=== Section Start ===

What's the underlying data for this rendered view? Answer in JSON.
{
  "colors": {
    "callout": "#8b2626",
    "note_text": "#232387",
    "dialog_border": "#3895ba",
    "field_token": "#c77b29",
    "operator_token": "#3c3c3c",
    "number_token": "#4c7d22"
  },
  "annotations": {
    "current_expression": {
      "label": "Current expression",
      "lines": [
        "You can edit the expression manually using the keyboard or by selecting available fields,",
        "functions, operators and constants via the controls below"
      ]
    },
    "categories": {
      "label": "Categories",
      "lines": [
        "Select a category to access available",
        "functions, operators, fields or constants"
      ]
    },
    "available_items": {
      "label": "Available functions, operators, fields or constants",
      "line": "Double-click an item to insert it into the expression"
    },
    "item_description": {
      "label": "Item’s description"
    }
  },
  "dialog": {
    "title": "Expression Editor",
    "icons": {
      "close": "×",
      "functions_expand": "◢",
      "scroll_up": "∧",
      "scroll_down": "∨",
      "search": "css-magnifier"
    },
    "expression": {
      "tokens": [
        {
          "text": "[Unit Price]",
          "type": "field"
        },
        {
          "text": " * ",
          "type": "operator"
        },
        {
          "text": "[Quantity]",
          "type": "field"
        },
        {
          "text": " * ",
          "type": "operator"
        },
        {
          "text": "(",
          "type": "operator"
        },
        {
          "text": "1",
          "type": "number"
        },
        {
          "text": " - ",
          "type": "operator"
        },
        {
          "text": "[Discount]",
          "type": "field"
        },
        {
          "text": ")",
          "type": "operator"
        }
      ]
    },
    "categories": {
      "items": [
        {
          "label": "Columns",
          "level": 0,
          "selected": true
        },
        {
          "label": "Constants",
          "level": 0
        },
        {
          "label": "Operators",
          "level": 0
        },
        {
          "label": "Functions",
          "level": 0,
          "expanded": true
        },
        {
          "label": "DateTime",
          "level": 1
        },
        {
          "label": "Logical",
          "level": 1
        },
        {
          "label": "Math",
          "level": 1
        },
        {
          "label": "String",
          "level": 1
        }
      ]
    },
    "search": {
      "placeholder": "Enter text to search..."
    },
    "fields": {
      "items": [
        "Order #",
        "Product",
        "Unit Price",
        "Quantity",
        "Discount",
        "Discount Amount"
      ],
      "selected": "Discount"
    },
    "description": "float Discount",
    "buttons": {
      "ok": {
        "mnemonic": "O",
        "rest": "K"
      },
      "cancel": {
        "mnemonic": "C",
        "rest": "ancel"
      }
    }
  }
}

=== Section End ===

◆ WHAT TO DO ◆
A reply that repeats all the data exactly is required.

◆ TASK RESPONSE ◆
What's the underlying data for this rendered view? Answer in JSON.
{
  "colors": {
    "callout": "#8b2626",
    "note_text": "#232387",
    "dialog_border": "#3895ba",
    "field_token": "#c77b29",
    "operator_token": "#3c3c3c",
    "number_token": "#4c7d22"
  },
  "annotations": {
    "current_expression": {
      "label": "Current expression",
      "lines": [
        "You can edit the expression manually using the keyboard or by selecting available fields,",
        "functions, operators and constants via the controls below"
      ]
    },
    "categories": {
      "label": "Categories",
      "lines": [
        "Select a category to access available",
        "functions, operators, fields or constants"
      ]
    },
    "available_items": {
      "label": "Available functions, operators, fields or constants",
      "line": "Double-click an item to insert it into the expression"
    },
    "item_description": {
      "label": "Item’s description"
    }
  },
  "dialog": {
    "title": "Expression Editor",
    "icons": {
      "close": "×",
      "functions_expand": "◢",
      "scroll_up": "∧",
      "scroll_down": "∨",
      "search": "css-magnifier"
    },
    "expression": {
      "tokens": [
        {
          "text": "[Unit Price]",
          "type": "field"
        },
        {
          "text": " * ",
          "type": "operator"
        },
        {
          "text": "[Quantity]",
          "type": "field"
        },
        {
          "text": " * ",
          "type": "operator"
        },
        {
          "text": "(",
          "type": "operator"
        },
        {
          "text": "1",
          "type": "number"
        },
        {
          "text": " - ",
          "type": "operator"
        },
        {
          "text": "[Discount]",
          "type": "field"
        },
        {
          "text": ")",
          "type": "operator"
        }
      ]
    },
    "categories": {
      "items": [
        {
          "label": "Columns",
          "level": 0,
          "selected": true
        },
        {
          "label": "Constants",
          "level": 0
        },
        {
          "label": "Operators",
          "level": 0
        },
        {
          "label": "Functions",
          "level": 0,
          "expanded": true
        },
        {
          "label": "DateTime",
          "level": 1
        },
        {
          "label": "Logical",
          "level": 1
        },
        {
          "label": "Math",
          "level": 1
        },
        {
          "label": "String",
          "level": 1
        }
      ]
    },
    "search": {
      "placeholder": "Enter text to search..."
    },
    "fields": {
      "items": [
        "Order #",
        "Product",
        "Unit Price",
        "Quantity",
        "Discount",
        "Discount Amount"
      ],
      "selected": "Discount"
    },
    "description": "float Discount",
    "buttons": {
      "ok": {
        "mnemonic": "O",
        "rest": "K"
      },
      "cancel": {
        "mnemonic": "C",
        "rest": "ancel"
      }
    }
  }
}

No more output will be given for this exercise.